Study detects African malaria drug resistance

A study has found early resistance to a powerful malaria drug, which suggests that potential resistance may follow in patients in sub-Saharan Africa.

London researchers found resistance to artemether, an effective drug in the artemisinin group used in ACT malaria cocktails, in 11 out of 28 patients who fell ill after traveling to countries in sub-saharan Africa. The study did not look at how the patients actually responded to the drugs, AFP reports.

"Resistance in a test tube usually leads to resistance at some stage down the line in patients," Sanjeev Krishna, the leader of the study, said, according to AFP. "The question is how far down the line. (We did not determine) what that might mean in terms of treatment failure, we have yet to assess. We don't know."

The researchers think that the resistance was caused by genetic mutations in the malaria parasite. In the samples infected by the Plasmodium falciparum parasite that showed resistance, artemether's effectiveness was reduced by approximately half.

"This study confirms our fears of how the parasite is mutating to develop resistance," Krishna said, according to AFP. "Drug resistance could eventually become a devastating problem in Africa, and not just in east Asia where most of the world is watching for resistance."

Approximately 90 percent of the people killed by malaria each year are located in sub-Saharan Africa.
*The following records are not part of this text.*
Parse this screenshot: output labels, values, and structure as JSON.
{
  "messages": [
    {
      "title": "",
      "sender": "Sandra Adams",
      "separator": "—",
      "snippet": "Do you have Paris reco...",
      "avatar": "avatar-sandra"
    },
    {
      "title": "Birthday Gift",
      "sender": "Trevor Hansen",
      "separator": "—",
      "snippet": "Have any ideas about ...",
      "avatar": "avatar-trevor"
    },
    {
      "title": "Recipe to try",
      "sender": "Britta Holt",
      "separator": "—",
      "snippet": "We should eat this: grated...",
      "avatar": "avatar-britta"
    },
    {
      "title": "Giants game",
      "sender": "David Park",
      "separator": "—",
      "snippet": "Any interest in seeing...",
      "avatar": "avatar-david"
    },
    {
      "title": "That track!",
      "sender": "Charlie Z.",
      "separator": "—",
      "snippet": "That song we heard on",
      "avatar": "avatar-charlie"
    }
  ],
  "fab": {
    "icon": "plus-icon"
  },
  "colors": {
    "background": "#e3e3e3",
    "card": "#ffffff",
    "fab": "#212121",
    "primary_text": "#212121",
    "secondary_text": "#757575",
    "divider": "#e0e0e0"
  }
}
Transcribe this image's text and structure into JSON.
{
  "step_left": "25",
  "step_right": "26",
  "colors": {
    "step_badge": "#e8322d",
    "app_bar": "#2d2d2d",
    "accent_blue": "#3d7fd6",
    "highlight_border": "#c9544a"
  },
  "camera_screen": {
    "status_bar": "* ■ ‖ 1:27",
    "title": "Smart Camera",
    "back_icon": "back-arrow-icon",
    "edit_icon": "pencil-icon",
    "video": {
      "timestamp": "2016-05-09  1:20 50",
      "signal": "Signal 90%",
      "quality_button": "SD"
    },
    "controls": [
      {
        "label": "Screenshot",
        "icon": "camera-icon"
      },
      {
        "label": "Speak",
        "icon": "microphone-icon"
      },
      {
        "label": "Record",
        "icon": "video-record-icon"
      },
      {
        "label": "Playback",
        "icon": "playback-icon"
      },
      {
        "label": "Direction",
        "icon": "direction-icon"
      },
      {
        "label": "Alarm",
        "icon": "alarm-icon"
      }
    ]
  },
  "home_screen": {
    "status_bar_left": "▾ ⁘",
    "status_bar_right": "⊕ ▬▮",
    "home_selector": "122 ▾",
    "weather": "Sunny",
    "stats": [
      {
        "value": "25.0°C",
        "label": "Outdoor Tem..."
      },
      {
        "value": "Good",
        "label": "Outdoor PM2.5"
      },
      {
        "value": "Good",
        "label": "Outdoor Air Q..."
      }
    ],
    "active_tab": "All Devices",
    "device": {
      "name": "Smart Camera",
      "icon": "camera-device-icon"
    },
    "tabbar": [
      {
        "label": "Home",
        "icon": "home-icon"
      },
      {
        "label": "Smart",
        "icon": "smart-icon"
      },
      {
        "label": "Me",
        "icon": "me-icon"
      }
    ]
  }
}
The World Health Organization estimates that 655,000 people died from malaria in 2010.